SOURCE DATA Block Start

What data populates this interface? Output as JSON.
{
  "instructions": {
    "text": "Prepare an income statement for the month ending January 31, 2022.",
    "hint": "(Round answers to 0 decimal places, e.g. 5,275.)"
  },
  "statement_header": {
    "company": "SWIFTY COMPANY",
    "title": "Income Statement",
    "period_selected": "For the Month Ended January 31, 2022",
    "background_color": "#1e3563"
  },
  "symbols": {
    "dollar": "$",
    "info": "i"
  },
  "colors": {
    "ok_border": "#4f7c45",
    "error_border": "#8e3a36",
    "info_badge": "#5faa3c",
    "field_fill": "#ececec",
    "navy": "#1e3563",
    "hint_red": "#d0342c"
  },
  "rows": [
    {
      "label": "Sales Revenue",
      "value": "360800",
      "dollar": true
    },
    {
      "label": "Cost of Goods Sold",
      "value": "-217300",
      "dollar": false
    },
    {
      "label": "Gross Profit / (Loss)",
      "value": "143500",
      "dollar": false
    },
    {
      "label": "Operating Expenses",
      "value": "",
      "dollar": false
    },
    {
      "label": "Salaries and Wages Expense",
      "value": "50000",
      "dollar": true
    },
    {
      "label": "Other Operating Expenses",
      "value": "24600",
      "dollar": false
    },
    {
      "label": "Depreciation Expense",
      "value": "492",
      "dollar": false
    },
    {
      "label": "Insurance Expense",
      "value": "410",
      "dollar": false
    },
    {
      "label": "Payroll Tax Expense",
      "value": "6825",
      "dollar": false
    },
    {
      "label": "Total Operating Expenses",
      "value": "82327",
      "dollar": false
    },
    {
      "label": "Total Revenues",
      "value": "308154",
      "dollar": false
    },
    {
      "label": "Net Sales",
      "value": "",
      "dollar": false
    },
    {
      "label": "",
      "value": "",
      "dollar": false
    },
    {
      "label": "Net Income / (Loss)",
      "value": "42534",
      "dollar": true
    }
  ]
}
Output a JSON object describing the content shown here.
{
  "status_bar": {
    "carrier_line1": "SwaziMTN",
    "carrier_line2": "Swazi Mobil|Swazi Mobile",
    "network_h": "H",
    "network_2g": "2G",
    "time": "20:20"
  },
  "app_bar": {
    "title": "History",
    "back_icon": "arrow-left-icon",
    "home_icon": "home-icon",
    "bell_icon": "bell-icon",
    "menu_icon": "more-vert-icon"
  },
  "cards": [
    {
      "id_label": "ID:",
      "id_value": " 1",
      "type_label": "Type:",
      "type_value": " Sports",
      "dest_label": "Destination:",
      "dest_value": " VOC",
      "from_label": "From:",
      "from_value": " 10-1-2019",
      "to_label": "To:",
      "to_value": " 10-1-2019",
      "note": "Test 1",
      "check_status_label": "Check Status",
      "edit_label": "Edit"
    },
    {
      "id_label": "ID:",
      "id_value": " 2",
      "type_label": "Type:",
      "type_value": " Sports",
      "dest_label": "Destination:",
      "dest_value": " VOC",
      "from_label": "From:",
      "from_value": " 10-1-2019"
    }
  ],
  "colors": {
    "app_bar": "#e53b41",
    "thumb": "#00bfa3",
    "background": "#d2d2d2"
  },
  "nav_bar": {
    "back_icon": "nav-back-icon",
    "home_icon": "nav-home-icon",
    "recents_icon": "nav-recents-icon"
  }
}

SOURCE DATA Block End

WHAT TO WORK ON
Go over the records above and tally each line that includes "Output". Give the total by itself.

SOLUTION FOR THIS EXERCISE
2